  3. ^ Fosdick, S. E.; Knust, K. N.; Scida, K.; Crooks, R. M. (2013). "Bipolar Electrochemistry". Angew. Chem. Int. Ed. 52: 10438–10456. doi:10.1002/anie.201300947.
  4. ^ M. Fleischmann; J. Ghoroghchian; D. Rolison; S. Pons (1986). "Electrochemical behavior of dispersions of spherical ultramicroelectrodes". J. Phys. Chem. 90 (23): 6392. doi:10.1021/j100281a065.
  5. ^ G. Loget; V. Lapeyre; P. Garrigue; C. Warakulwit; J. Limtrakul; M.-H. Delville; A. Kuhn (2011). "Versatile Procedure for Synthesis of Janus-Type Carbon Tubes". Chem. Mater. 23 (10): 2595. doi:10.1021/cm2001573.
  6. ^ C. Warakulwit; T. Nguyen; J. Majimel; M.-H. Delville; V. Lapeyre; P. Garrigue; V.Ravaine; J. Limtrakul; A. Kuhn (2008). "Dissymmetric Carbon Nanotubes by Bipolar Electrochemistry". Nano Lett. 8 (2): 500. Bibcode:2008NanoL...8..500W. doi:10.1021/nl072652s.
  7. ^ K.-F. Chow; B.-Y. Chang; B. A. Zaccheo; F. Mavré; R. M. Crooks (2010). "A Sensing Platform Based on Electrodissolution of a Ag Bipolar Electrode". J. Am. Chem. Soc. 132 (27): 9228. doi:10.1021/ja103715u.

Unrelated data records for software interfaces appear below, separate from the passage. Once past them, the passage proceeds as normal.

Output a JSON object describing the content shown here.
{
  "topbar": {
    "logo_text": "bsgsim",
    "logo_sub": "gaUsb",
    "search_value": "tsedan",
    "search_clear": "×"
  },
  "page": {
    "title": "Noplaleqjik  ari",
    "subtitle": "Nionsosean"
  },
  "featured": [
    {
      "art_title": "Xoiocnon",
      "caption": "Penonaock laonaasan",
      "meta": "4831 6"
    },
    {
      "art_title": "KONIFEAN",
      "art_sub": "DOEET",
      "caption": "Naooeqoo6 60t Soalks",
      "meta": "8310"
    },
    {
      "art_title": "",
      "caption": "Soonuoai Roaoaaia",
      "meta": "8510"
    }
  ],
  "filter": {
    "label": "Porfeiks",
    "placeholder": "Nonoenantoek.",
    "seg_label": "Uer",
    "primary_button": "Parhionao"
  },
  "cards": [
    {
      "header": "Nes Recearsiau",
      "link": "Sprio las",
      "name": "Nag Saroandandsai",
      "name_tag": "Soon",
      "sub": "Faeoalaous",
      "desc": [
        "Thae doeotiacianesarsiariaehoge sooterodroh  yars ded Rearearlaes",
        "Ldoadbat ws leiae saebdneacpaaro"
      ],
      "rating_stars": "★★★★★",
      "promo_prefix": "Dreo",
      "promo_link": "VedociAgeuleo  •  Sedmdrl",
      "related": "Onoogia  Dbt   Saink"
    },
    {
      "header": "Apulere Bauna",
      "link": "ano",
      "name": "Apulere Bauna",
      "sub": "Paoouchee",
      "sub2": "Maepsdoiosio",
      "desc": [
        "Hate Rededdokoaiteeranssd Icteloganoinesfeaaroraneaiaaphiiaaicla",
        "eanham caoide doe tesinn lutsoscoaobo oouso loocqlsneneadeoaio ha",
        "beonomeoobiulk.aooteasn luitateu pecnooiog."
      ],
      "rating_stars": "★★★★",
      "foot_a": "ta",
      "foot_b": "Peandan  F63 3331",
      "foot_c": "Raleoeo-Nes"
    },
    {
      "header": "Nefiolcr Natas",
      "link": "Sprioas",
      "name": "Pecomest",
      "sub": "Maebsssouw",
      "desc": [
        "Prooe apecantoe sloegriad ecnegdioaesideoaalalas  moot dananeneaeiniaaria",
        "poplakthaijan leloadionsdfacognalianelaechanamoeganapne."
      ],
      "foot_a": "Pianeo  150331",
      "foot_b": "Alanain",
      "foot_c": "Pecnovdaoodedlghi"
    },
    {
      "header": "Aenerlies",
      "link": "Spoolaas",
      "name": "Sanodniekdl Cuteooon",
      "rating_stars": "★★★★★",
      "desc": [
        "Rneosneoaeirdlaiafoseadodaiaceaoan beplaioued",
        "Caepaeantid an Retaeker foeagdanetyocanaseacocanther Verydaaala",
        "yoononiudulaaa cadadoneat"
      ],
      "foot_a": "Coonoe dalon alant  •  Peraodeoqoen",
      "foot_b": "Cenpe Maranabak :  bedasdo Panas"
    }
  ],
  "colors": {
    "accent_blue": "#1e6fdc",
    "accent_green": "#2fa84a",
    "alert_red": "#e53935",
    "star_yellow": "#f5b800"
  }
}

  8. ^ Hlushkou D, Perdue RK, Dhopeshwarkar R, Crooks RM, Tallarek U (2009). "Electric field gradient focusing in microchannels with embedded bipolar electrode". Lab Chip. 9 (13): 1903. doi:10.1039/b822404h.
  9. ^ Ulrich C, Andersson O, Nyholm L, Björefors F (2009). "Potential and Current Density Distributions at Electrodes Intended for Bipolar Patterning". Anal. Chem. 81: 453. doi:10.1021/ac801871c.
  10. ^ Ramakrishnan S, Shannon C (2010). "Display of Solid-State Materials Using Bipolar Electrochemistry". Langmuir. 26 (7): 4602. doi:10.1021/la100292u.
  11. ^ J. C. Bradley; H. M. Chen; J. Crawford; J. Eckert; K. Ernazarova; T. Kurzeja; M. Lin; M. McGee; W. Nadler; S. G. Stephens (1997). "Creating electrical contacts between metal particles using directed electrochemical growth". Nature. 389 (6648): 268. Bibcode:1997Natur.389..268B. doi:10.1038/38464.
  12. ^ G. Loget; A. Kuhn (2010). "Propulsion of Microobjects by Dynamic Bipolar Self-Regeneration". J. Am. Chem. Soc. 132 (45): 15918. doi:10.1021/ja107644x.
  13. ^ G. Loget; A. Kuhn (2011). "Electric field-induced chemical locomotion of conducting objects". Nature Communications. 2 (11): 535. Bibcode:2011NatCo...2E.535L. doi:10.1038/ncomms1550.